### Excerpts from a dataset
:::

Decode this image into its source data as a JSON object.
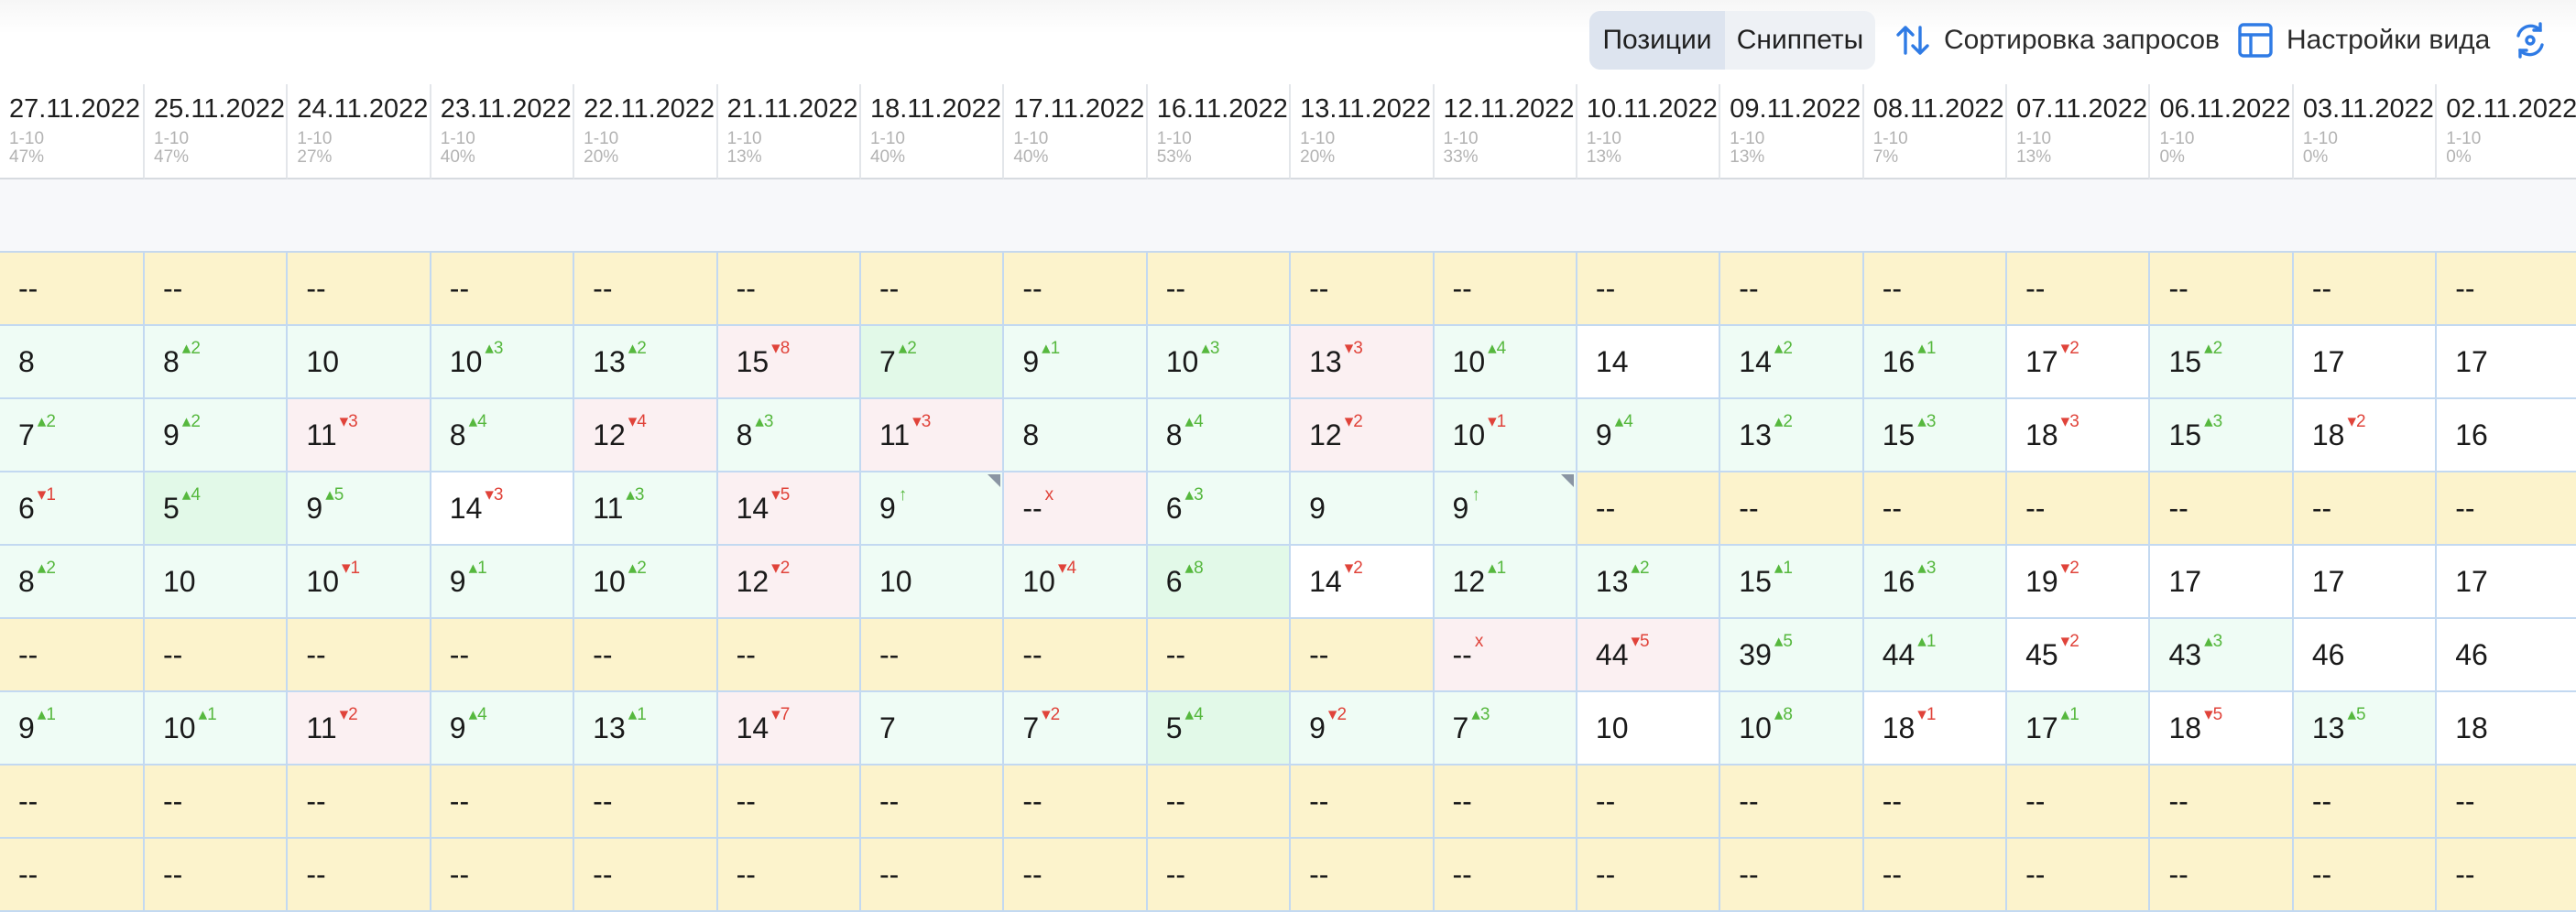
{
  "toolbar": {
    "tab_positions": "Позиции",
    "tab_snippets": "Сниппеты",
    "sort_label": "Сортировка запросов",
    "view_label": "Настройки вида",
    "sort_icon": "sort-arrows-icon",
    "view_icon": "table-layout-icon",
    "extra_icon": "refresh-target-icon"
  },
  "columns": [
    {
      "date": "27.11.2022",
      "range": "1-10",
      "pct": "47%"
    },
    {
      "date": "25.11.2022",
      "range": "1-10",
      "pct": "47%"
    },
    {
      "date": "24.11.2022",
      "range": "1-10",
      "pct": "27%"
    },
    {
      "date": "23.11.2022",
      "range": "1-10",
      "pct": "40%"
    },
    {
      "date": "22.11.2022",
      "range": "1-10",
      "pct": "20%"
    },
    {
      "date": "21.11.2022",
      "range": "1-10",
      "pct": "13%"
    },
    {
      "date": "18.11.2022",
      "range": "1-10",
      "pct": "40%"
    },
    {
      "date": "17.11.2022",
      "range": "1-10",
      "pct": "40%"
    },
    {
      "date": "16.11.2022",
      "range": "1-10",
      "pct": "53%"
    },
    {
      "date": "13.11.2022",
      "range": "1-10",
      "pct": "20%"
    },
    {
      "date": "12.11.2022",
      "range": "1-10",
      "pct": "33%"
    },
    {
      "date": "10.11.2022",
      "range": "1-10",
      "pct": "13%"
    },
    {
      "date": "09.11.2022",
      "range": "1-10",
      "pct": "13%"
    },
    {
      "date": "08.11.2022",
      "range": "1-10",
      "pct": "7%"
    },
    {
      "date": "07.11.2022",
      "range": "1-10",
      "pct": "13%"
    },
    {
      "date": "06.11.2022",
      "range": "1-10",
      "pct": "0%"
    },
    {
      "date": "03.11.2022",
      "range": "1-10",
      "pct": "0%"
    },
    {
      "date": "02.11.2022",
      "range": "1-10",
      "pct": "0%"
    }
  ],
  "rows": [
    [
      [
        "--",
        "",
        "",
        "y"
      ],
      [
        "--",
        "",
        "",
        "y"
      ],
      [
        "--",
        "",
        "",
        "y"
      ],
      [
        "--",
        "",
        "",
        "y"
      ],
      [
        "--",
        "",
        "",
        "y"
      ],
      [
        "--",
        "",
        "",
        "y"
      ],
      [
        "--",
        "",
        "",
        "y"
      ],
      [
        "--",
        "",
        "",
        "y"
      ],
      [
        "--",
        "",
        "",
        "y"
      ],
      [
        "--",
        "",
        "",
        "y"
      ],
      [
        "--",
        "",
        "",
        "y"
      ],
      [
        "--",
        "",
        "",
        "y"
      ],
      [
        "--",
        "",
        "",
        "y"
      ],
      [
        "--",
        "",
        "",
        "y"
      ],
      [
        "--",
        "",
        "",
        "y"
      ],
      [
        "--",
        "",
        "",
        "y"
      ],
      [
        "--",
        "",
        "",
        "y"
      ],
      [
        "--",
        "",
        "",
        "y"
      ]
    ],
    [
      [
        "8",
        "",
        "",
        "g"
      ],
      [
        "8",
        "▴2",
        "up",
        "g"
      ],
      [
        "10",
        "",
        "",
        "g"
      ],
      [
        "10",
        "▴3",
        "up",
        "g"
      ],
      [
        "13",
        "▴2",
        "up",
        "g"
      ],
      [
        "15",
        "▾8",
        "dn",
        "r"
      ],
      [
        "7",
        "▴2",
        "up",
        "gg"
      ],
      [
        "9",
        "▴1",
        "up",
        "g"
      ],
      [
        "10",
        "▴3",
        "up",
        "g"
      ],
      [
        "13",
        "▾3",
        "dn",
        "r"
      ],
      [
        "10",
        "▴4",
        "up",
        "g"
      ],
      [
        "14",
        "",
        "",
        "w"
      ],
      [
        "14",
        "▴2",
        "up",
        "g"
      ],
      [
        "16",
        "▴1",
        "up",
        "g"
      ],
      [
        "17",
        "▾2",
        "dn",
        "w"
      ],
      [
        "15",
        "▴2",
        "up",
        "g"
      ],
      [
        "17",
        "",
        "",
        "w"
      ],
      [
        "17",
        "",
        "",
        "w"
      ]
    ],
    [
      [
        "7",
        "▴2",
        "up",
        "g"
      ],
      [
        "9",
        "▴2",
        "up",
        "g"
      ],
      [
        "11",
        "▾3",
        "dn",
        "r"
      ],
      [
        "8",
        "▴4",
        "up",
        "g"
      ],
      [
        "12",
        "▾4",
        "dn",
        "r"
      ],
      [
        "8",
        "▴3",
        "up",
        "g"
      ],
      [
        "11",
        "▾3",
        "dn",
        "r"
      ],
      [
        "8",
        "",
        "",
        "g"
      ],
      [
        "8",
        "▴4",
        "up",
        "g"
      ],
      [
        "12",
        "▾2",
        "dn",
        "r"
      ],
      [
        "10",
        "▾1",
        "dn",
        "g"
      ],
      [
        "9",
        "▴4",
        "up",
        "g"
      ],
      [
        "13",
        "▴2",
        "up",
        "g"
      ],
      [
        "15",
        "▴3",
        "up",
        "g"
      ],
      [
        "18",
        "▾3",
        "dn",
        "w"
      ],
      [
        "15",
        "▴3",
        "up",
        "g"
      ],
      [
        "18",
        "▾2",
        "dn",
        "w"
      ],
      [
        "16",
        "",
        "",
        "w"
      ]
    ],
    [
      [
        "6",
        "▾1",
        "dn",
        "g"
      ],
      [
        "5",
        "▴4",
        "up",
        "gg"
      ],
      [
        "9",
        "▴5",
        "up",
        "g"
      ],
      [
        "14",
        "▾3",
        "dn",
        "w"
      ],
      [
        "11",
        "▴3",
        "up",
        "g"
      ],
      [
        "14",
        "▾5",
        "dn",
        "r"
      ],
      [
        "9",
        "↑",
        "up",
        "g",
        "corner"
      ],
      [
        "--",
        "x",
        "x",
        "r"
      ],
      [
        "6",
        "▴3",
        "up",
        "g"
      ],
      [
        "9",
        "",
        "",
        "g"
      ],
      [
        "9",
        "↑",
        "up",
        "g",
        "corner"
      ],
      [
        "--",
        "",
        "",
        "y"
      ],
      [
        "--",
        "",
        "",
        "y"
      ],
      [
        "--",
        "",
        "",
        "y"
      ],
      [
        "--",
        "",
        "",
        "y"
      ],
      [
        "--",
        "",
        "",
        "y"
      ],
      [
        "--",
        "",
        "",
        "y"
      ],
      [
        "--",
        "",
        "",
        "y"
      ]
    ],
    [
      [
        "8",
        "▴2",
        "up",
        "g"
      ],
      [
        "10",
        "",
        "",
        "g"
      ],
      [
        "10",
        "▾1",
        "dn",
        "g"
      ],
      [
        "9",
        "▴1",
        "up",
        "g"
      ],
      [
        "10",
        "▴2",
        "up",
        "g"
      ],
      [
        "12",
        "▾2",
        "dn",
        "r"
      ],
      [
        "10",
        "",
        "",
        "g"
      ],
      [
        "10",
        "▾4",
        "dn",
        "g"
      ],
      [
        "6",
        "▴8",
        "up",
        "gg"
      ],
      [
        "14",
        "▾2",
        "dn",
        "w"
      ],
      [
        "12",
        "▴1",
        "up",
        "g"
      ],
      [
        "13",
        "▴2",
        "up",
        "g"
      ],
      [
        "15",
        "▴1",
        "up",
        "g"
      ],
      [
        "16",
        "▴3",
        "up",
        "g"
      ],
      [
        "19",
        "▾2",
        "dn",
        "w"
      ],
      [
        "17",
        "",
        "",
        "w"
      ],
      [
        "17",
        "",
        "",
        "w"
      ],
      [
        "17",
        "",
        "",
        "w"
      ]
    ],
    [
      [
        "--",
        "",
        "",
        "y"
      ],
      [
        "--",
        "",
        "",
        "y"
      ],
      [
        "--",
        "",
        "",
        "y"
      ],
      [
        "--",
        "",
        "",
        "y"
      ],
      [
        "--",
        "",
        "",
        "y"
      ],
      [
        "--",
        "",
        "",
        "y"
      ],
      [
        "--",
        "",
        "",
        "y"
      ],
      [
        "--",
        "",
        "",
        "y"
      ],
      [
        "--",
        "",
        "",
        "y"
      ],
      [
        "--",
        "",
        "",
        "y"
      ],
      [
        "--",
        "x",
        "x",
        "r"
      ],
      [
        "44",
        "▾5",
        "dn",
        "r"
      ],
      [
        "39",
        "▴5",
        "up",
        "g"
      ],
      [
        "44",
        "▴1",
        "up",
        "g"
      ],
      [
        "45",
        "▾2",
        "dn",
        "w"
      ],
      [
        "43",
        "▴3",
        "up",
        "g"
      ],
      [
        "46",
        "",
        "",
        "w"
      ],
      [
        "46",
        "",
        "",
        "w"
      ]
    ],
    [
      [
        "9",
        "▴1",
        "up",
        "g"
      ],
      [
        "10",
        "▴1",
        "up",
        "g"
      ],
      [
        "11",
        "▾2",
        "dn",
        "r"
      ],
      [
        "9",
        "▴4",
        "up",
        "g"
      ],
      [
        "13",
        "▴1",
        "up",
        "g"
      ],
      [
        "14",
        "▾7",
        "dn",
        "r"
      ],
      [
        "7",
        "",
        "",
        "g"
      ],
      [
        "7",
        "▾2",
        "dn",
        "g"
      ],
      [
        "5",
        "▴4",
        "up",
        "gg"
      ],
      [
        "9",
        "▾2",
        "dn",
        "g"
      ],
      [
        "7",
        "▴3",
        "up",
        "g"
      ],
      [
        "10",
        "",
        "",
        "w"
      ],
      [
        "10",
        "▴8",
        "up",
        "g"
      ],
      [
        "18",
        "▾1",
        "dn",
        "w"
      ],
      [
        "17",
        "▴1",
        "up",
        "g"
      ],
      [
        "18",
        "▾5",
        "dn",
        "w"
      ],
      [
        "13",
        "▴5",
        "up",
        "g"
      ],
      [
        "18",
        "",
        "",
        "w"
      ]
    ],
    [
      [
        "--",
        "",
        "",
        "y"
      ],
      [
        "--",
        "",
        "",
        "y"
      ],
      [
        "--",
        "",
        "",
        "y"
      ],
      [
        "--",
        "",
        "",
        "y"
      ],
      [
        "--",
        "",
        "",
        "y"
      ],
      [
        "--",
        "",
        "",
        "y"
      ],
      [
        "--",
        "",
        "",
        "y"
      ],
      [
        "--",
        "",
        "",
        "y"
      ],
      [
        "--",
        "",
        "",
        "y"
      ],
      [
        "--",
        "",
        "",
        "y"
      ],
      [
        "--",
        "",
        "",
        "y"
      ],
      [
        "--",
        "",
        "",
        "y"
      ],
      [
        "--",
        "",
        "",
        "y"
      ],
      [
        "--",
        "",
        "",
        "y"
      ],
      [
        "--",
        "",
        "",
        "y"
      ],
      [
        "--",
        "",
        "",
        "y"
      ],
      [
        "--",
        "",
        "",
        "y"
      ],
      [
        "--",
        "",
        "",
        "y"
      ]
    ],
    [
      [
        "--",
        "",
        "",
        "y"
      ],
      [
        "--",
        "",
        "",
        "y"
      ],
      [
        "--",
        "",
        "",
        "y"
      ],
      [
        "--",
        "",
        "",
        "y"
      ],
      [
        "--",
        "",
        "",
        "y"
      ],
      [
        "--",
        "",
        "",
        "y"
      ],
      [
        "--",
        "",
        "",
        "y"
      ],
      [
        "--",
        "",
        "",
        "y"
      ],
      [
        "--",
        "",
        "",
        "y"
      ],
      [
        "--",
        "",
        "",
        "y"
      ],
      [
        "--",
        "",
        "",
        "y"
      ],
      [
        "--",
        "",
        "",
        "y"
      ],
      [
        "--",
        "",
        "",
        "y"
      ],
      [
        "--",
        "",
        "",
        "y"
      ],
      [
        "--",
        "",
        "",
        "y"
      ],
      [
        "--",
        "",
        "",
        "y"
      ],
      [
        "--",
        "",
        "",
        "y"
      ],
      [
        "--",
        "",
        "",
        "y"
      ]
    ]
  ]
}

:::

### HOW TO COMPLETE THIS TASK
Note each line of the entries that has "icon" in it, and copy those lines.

### RESPONSE AREA
    "sort_icon": "sort-arrows-icon",
    "view_icon": "table-layout-icon",
    "extra_icon": "refresh-target-icon"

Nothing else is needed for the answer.